I believe we should hold people … all people … responsible for their actions … Elected, appointed, hired or volunteer. But our government is not separate from every one of us. It is OUR responsibility to deal with the brokenness of our politics, our laws, our systems. Democracy is good … IF voters think more deeply than sound bites or Facebook memes, if every voter is well educated, and if every voter seeks to elect women and men who understand that public service is not about exploiting power for the benefit of contributors, rather its about serving the common good of ALL people.

I am passionate about freedom of religion (or non-religion), and I believe in the separation of church and state … which leads me to advocate for those who’s faith (or lack of it) is ostracized … Muslims, Hindi, Atheists, New Agers, etc. Therefore, I don’t fight for prayer in school or the teaching of creationism. And I don’t believe the state has the right to debate the “sanctity” of marriage … that is a discussion for faith communities; the legality of recognizing family in legal and civil matters is the realm of government.

I do think we are raping the earth in our consumption of fossil fuels. We are not considering the impact we have for generations to come. I am an advocate for alternative and renewable sources of energy … I don’t think that Republicans all want dirty air and water, but I am convinced that our energy policies are more about the bottom line of big oil in the short term than in leading us to a place of sustainability in the long term.

All in all, I would characterize myself as leaning more pro big government and anti big business. I trust the ideology of democracy a whole lot more than capitalism. I am suspect of a system that values economic advantages for stockholders over the quality of life for poor and working classes. Every worker deserves a livable wage, and our minimum wage doesn’t cut it. And those who cannot find work, need counseling, education, apprenticeships, etc. to learn new skills in a highly dynamic market.

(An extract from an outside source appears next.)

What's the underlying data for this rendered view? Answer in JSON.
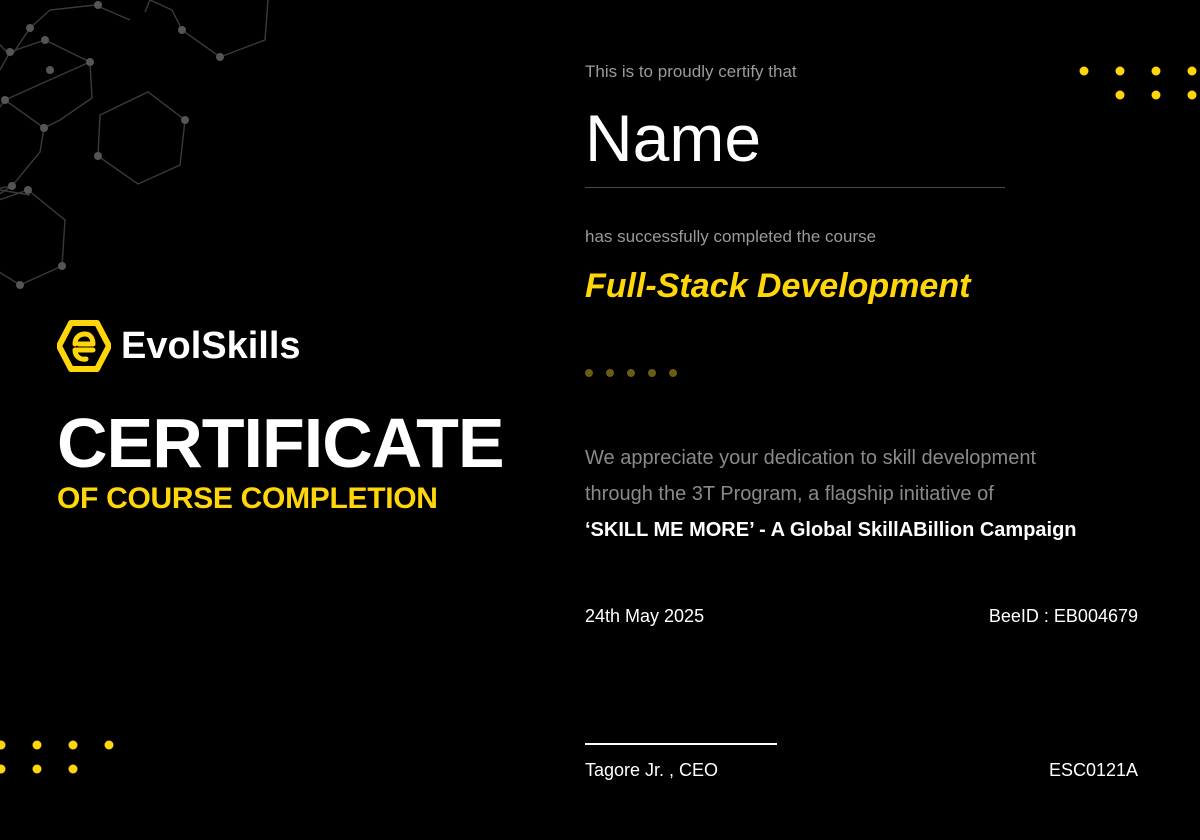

I value the safety of all people. I am a self-avowed pacifist … there is never a justifiable use of violence or war. While I understand the reasons for some physical resistance and defense, harming another is always an act of our own corporate brokenness. I think the way we treat “the stranger” in this country is at times diabolical. To deport young people who were raised in the USA to countries which they cannot even remember to break up families who love and depend on each other because one hadn’t filed the right papers or paid the right price is cruel and unusual punishment. We need to understand the Hondurans, Guatemalans, Mexicans and more who risk everything to sneak into our nation are the entrepreneurial (ambitious and motivated) men and women this nation was founded on.

I will support our president … Even when I don’t agree with his tactics. I don’t know if Obama had a hand in the IRS debacle. As an executive leader of the church, I know that those with more responsibility can only work efficiently through delegation of tasks and responsibilities … And when we do that right, we often are not in the loop until the media questions us … That his supporters were aware of it, I’m sure, that Obama, himself, was calling the shots, I doubt it.

The concept of transparency in leadership is a goal, but we cannot ever achieve it … Because we also believe in privacy and upholding confidentiality, there are many time when the line between transparency and over sharing is a fine line to see … Sometimes we only see it after we’ve made the step over and tripped up.

I love this country, I’m an American, and a Christian ( of the Presbyterian variety), I am a libertarian in some things, an activist in others, I’m a socialist in the areas of health care, public utilities, roads (and rest areas) and other infrastructure, transportation, and education.

My rose colored glasses do color the way I see the world. But I can see, and I can challenge and question, and state other opinion and ideas. I know I can only see dimly, but I’m watching and praying, and doing my part. It is later that we see without our rose glasses, without our blinders, with our new glasses ready to see the kingdom. Hindsight may be 20/20, but as long as we’re moving forward, we see only in the shadow of what’s yet to be.